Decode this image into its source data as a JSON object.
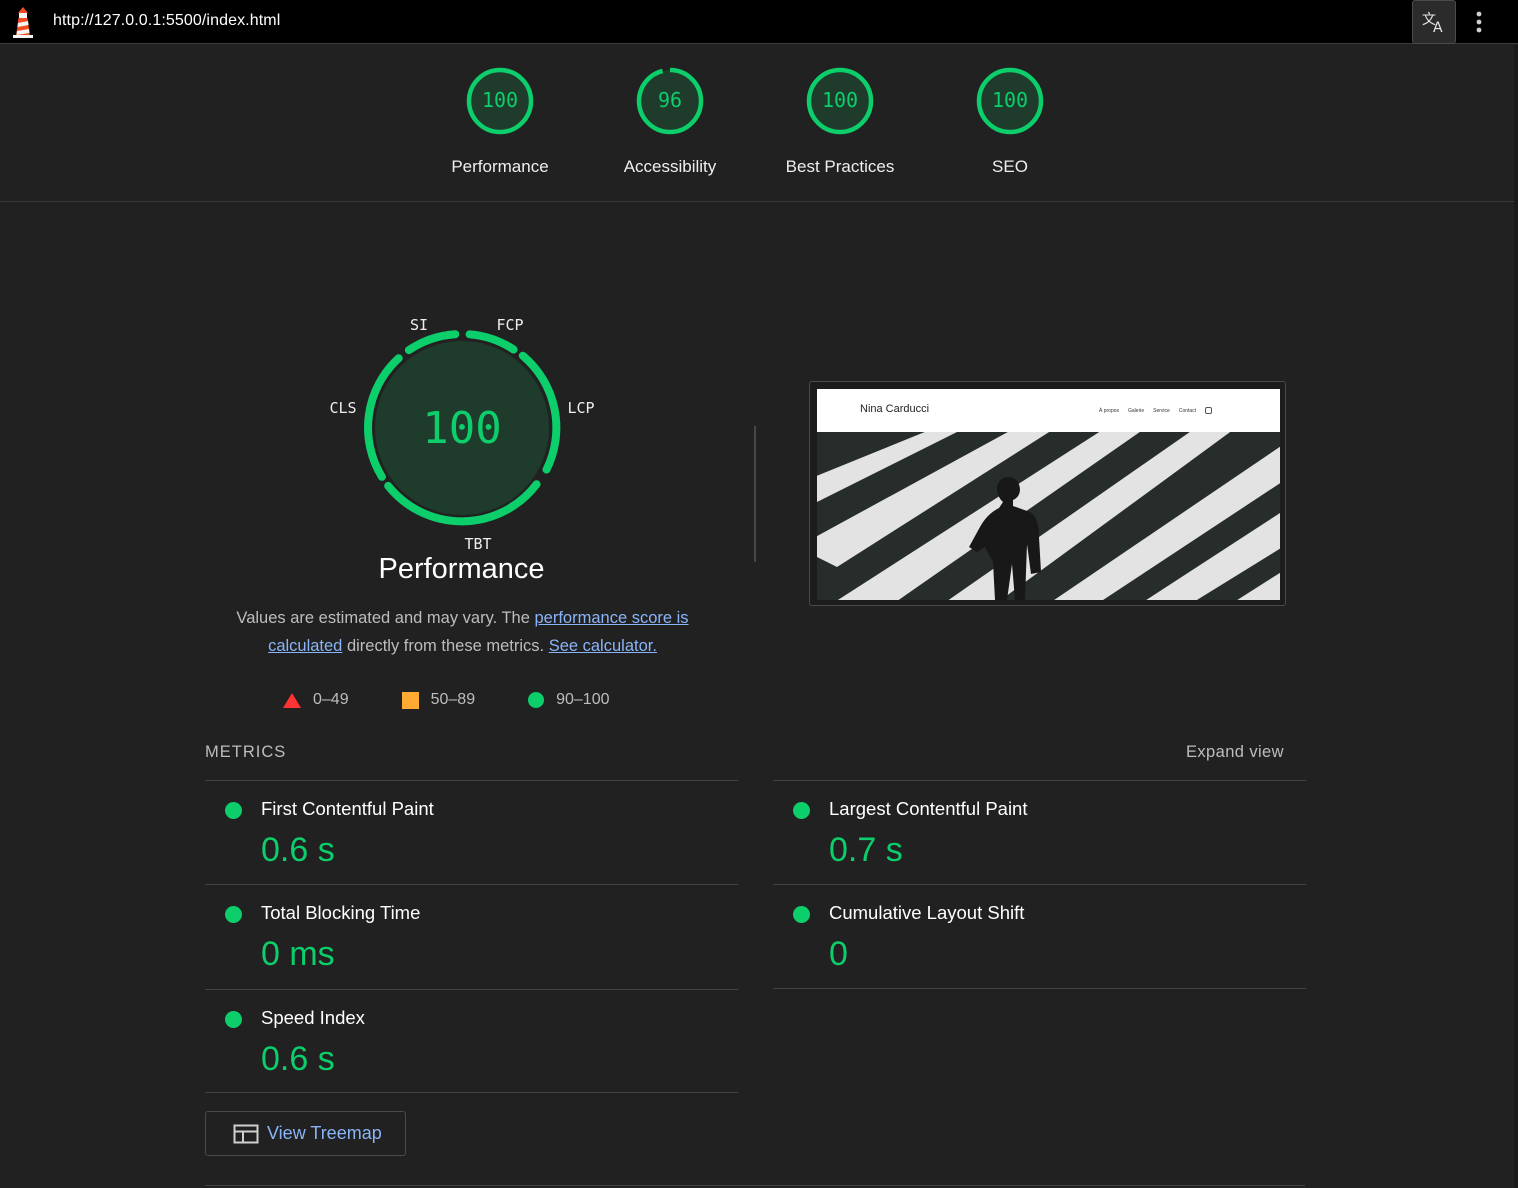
{
  "topbar": {
    "url": "http://127.0.0.1:5500/index.html"
  },
  "colors": {
    "pass": "#0cce6b",
    "average": "#ffaa33",
    "fail": "#ff3333",
    "link": "#8ab4f8"
  },
  "categories": [
    {
      "label": "Performance",
      "score": "100",
      "fraction": 1.0
    },
    {
      "label": "Accessibility",
      "score": "96",
      "fraction": 0.96
    },
    {
      "label": "Best Practices",
      "score": "100",
      "fraction": 1.0
    },
    {
      "label": "SEO",
      "score": "100",
      "fraction": 1.0
    }
  ],
  "performance": {
    "score": "100",
    "title": "Performance",
    "segment_labels": {
      "si": "SI",
      "fcp": "FCP",
      "cls": "CLS",
      "lcp": "LCP",
      "tbt": "TBT"
    }
  },
  "description": {
    "text1": "Values are estimated and may vary. The ",
    "link1": "performance score is calculated",
    "text2": " directly from these metrics. ",
    "link2": "See calculator."
  },
  "legend": {
    "fail": "0–49",
    "average": "50–89",
    "pass": "90–100"
  },
  "screenshot": {
    "site_name": "Nina Carducci",
    "nav": [
      "À propos",
      "Galerie",
      "Service",
      "Contact"
    ]
  },
  "metrics": {
    "title": "METRICS",
    "expand_label": "Expand view",
    "items": [
      {
        "name": "First Contentful Paint",
        "value": "0.6 s"
      },
      {
        "name": "Largest Contentful Paint",
        "value": "0.7 s"
      },
      {
        "name": "Total Blocking Time",
        "value": "0 ms"
      },
      {
        "name": "Cumulative Layout Shift",
        "value": "0"
      },
      {
        "name": "Speed Index",
        "value": "0.6 s"
      }
    ]
  },
  "treemap": {
    "label": "View Treemap"
  }
}
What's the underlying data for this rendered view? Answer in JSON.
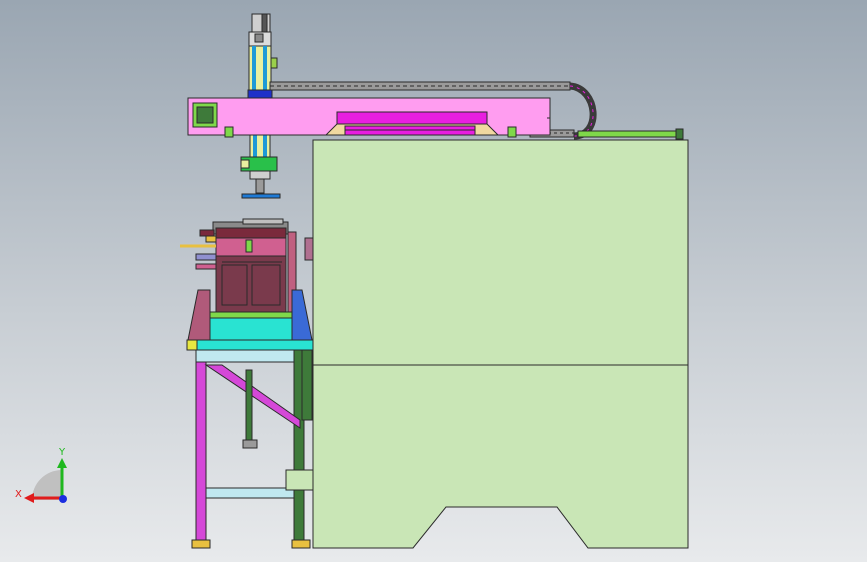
{
  "triad": {
    "x_label": "X",
    "y_label": "Y",
    "x_color": "#e01b1b",
    "y_color": "#1fb81f",
    "z_color": "#1a2ee0"
  },
  "colors": {
    "cabinet": "#c9e6b6",
    "gantry_beam": "#ff9df0",
    "magenta": "#e81ee0",
    "cyan": "#29e3d2",
    "table_frame": "#d548d8",
    "dark_green": "#3e7a3a",
    "lime": "#7fd84a",
    "maroon": "#7a2a3c",
    "chain": "#3a3a3a",
    "outline": "#2a2a2a"
  }
}
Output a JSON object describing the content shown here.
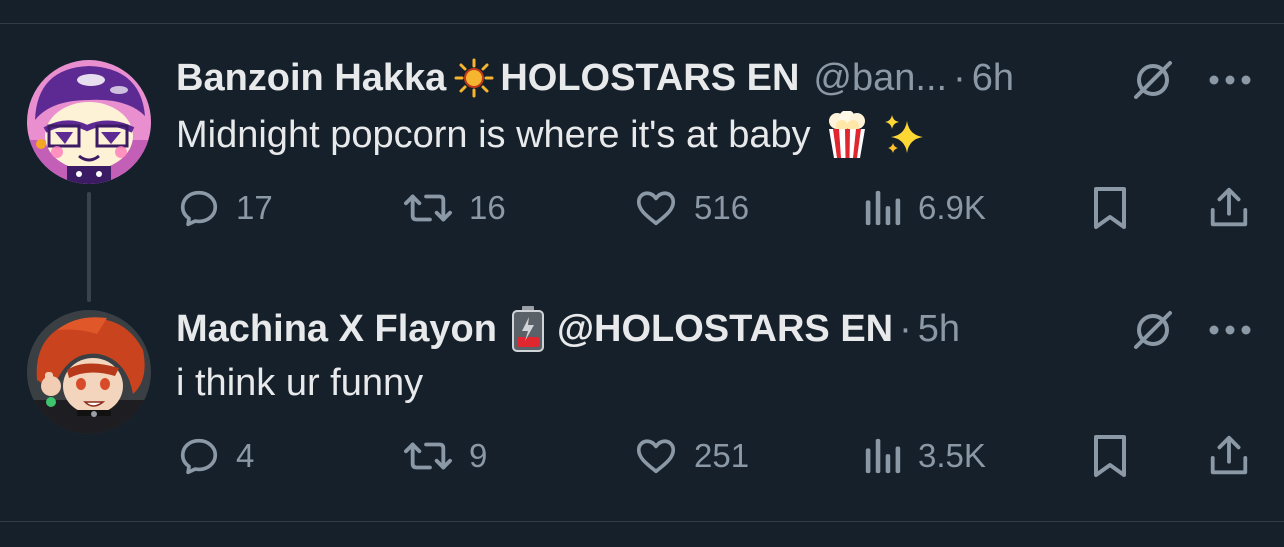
{
  "tweets": [
    {
      "display_name": "Banzoin Hakka",
      "name_emoji": "sun-emoji",
      "name_suffix": "HOLOSTARS EN",
      "handle": "@ban...",
      "dot": "·",
      "time": "6h",
      "text": "Midnight popcorn is where it's at baby",
      "text_emojis": [
        "popcorn-emoji",
        "sparkles-emoji"
      ],
      "replies": "17",
      "retweets": "16",
      "likes": "516",
      "views": "6.9K"
    },
    {
      "display_name": "Machina X Flayon",
      "name_emoji": "low-battery-emoji",
      "name_suffix": "@HOLOSTARS EN",
      "dot": "·",
      "time": "5h",
      "text": "i think ur funny",
      "replies": "4",
      "retweets": "9",
      "likes": "251",
      "views": "3.5K"
    }
  ],
  "colors": {
    "background": "#15202b",
    "primary_text": "#e7e9ea",
    "secondary_text": "#8b98a5",
    "divider": "#2f3b47",
    "thread_line": "#38444d"
  },
  "icons": {
    "reply": "reply-icon",
    "retweet": "retweet-icon",
    "like": "heart-icon",
    "views": "views-icon",
    "bookmark": "bookmark-icon",
    "share": "share-icon",
    "grok": "grok-icon",
    "more": "more-icon"
  }
}
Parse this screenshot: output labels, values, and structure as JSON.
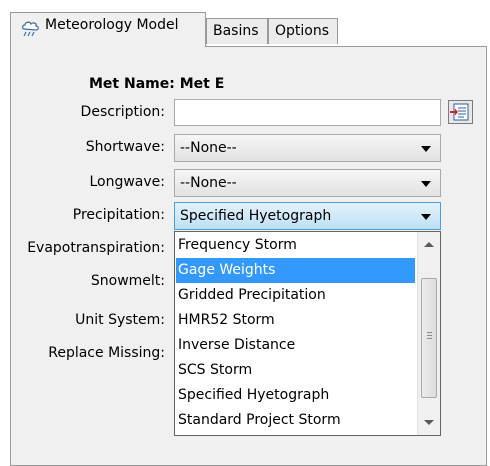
{
  "tabs": [
    {
      "label": "Meteorology Model",
      "active": true
    },
    {
      "label": "Basins",
      "active": false
    },
    {
      "label": "Options",
      "active": false
    }
  ],
  "form": {
    "met_name_label": "Met Name:",
    "met_name_value": "Met E",
    "description_label": "Description:",
    "description_value": "",
    "shortwave_label": "Shortwave:",
    "shortwave_value": "--None--",
    "longwave_label": "Longwave:",
    "longwave_value": "--None--",
    "precipitation_label": "Precipitation:",
    "precipitation_value": "Specified Hyetograph",
    "evapotranspiration_label": "Evapotranspiration:",
    "snowmelt_label": "Snowmelt:",
    "unit_system_label": "Unit System:",
    "replace_missing_label": "Replace Missing:"
  },
  "dropdown": {
    "items": [
      "Frequency Storm",
      "Gage Weights",
      "Gridded Precipitation",
      "HMR52 Storm",
      "Inverse Distance",
      "SCS Storm",
      "Specified Hyetograph",
      "Standard Project Storm"
    ],
    "highlighted": "Gage Weights",
    "highlight_color": "#3399ff"
  },
  "icons": {
    "tab_icon": "meteorology-cloud-icon",
    "edit_icon": "description-edit-icon"
  }
}
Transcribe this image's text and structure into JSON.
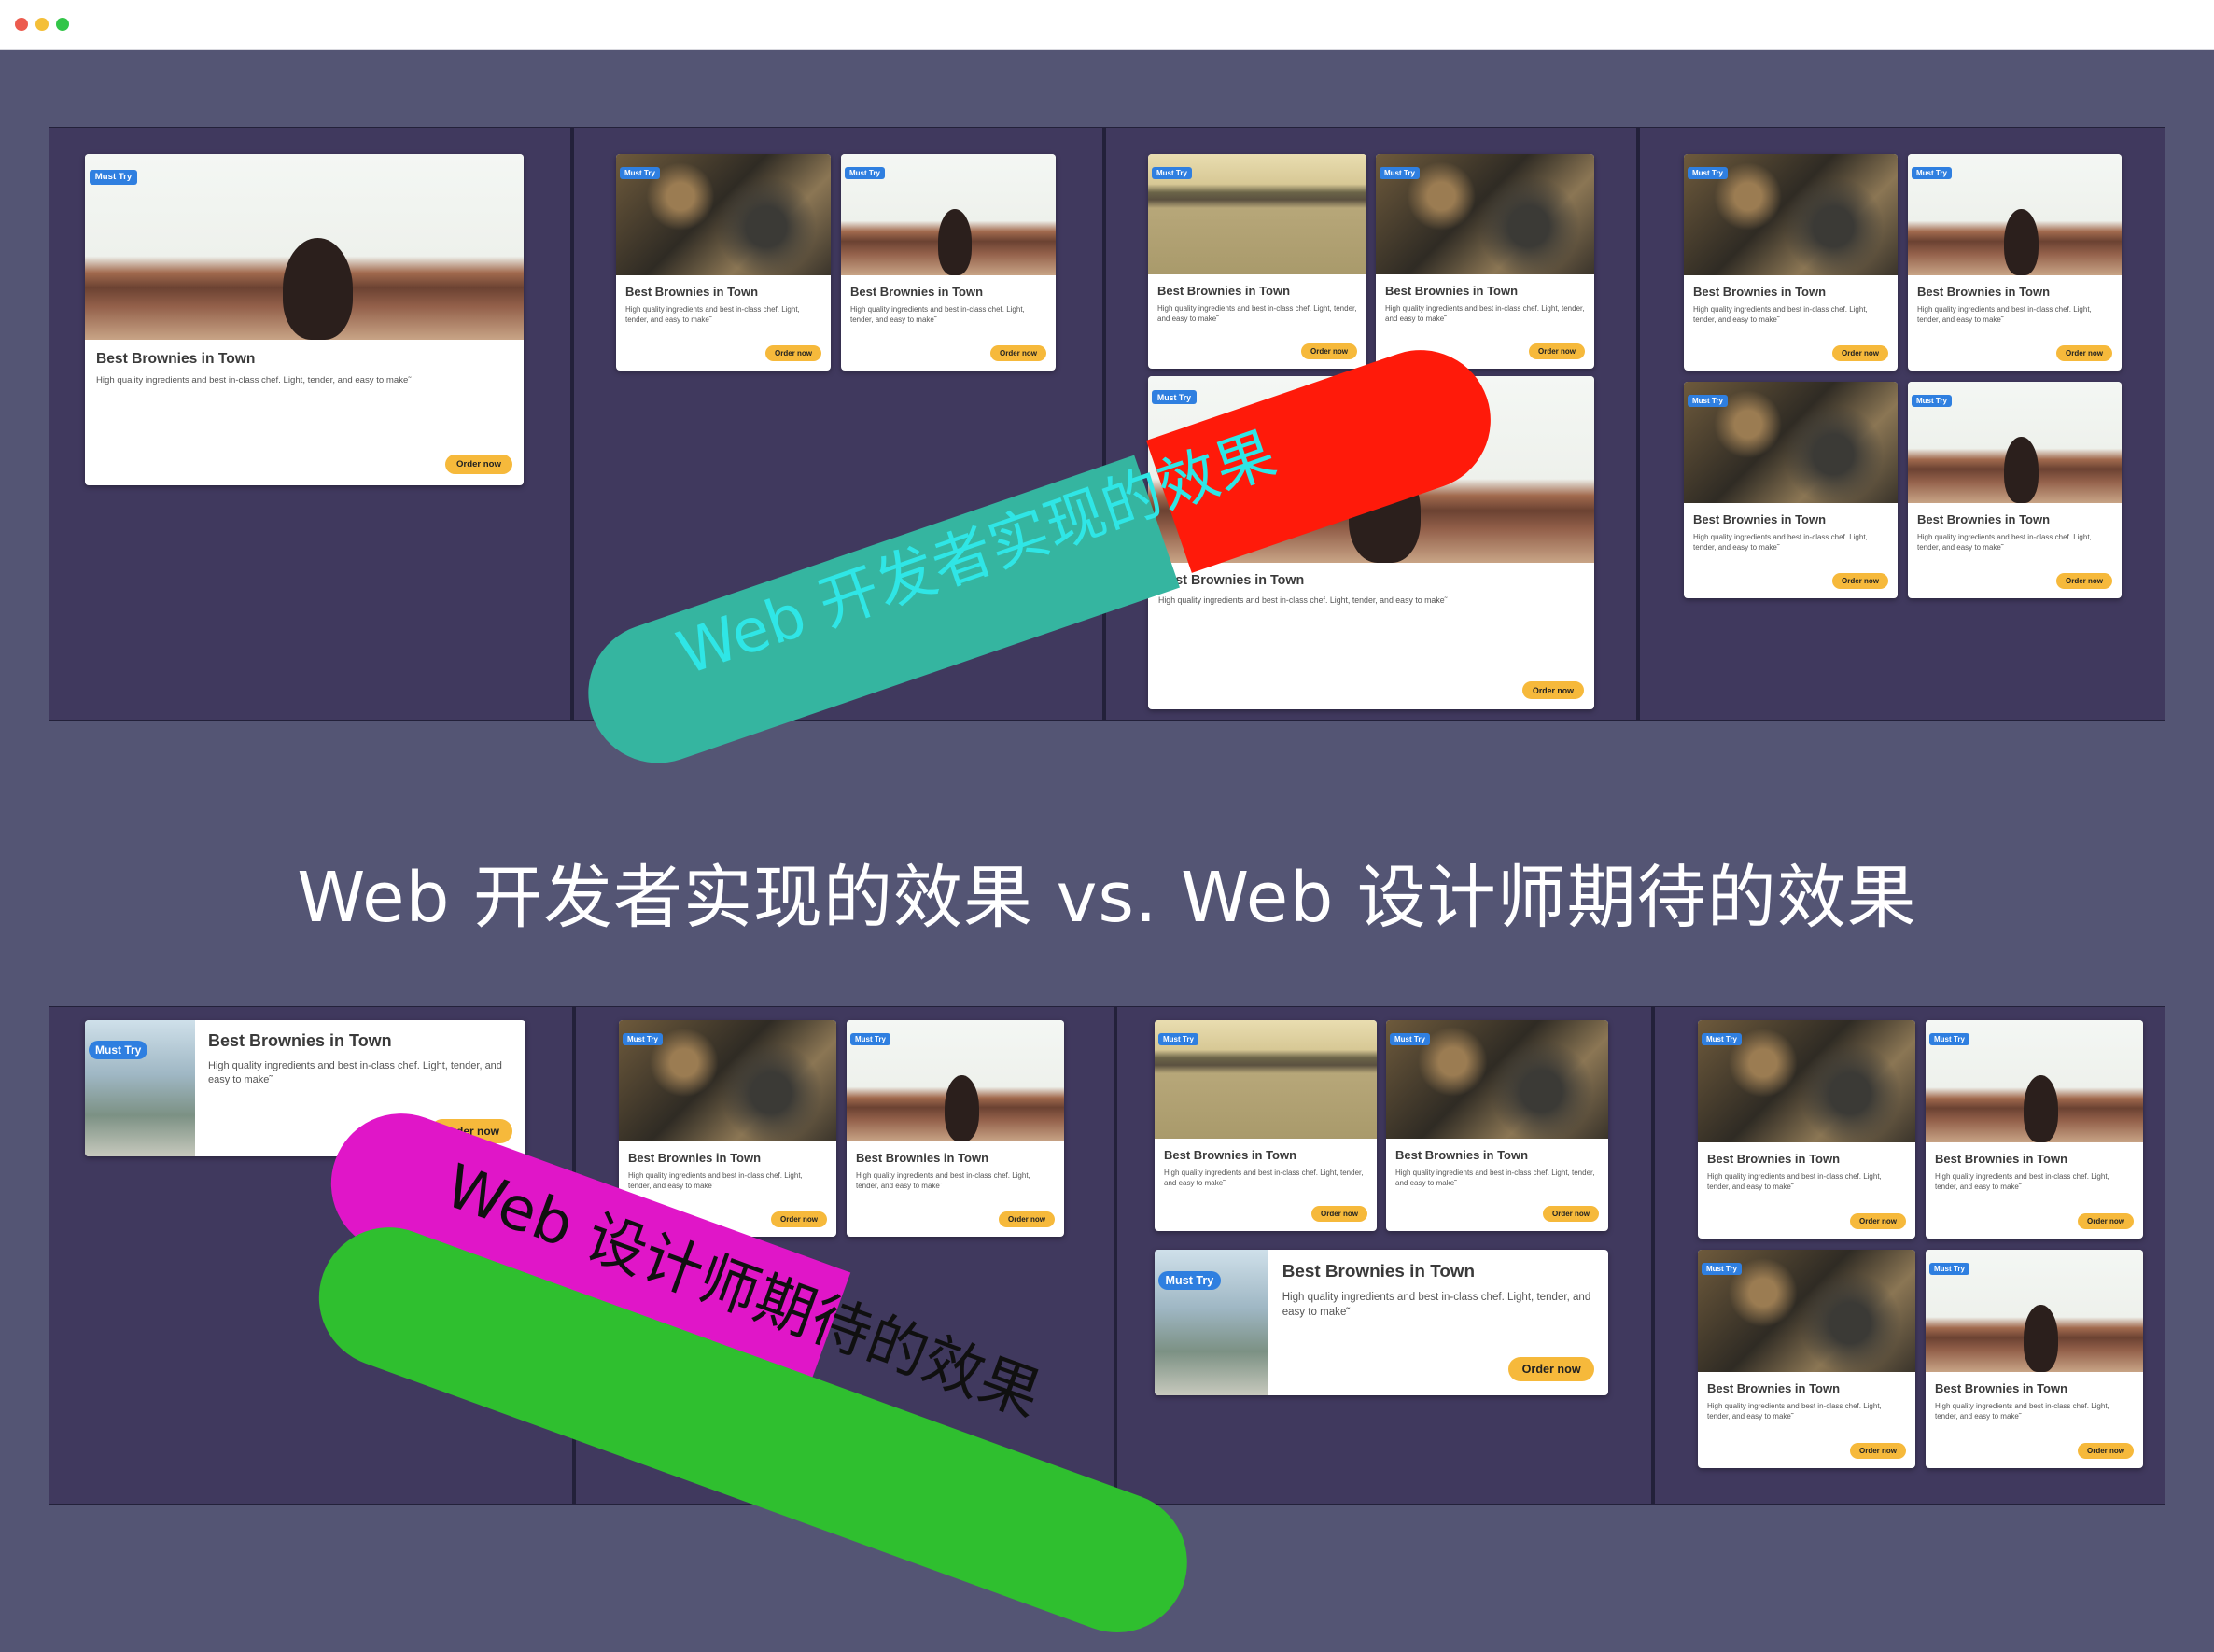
{
  "window": {
    "controls": [
      "close",
      "minimize",
      "maximize"
    ],
    "colors": {
      "close": "#ec5b4e",
      "minimize": "#f4bf38",
      "maximize": "#32c548"
    }
  },
  "card": {
    "badge": "Must Try",
    "title": "Best Brownies in Town",
    "description": "High quality ingredients and best in-class chef. Light, tender, and easy to make˜",
    "button": "Order now"
  },
  "title": "Web 开发者实现的效果 vs. Web 设计师期待的效果",
  "overlay_developer": "Web 开发者实现的效果",
  "overlay_designer": "Web 设计师期待的效果",
  "colors": {
    "background": "#545574",
    "panel": "#40395e",
    "badge": "#2f7fe0",
    "button": "#f6b93b",
    "overlay_teal": "#35b5a0",
    "overlay_red": "#ff1a0a",
    "overlay_green": "#2fbf2f",
    "overlay_magenta": "#e016c8"
  }
}
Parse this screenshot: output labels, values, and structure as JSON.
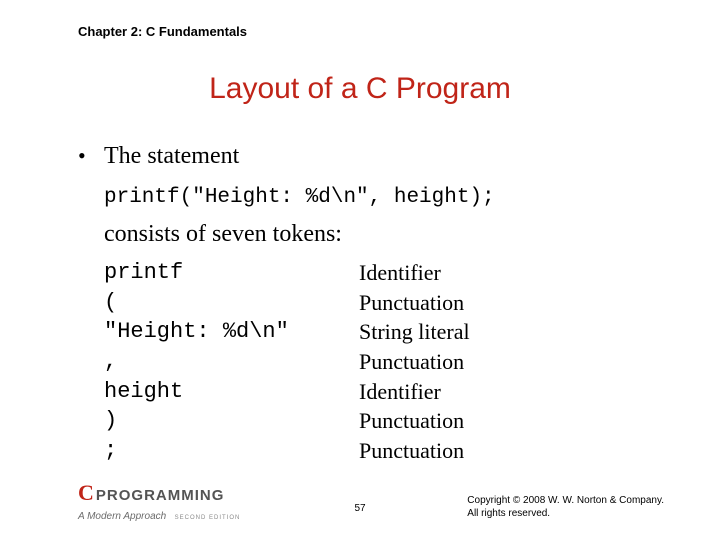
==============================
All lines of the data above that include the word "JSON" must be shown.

Decode this image into its source data as a JSON object.
What's the underlying data for this rendered view? Answer in JSON.
Output a JSON object describing the content shown here.
Parse this screenshot: output labels, values, and structure as JSON.
Transcribe this image's text and structure into JSON.
Parse this screenshot: output labels, values, and structure as JSON.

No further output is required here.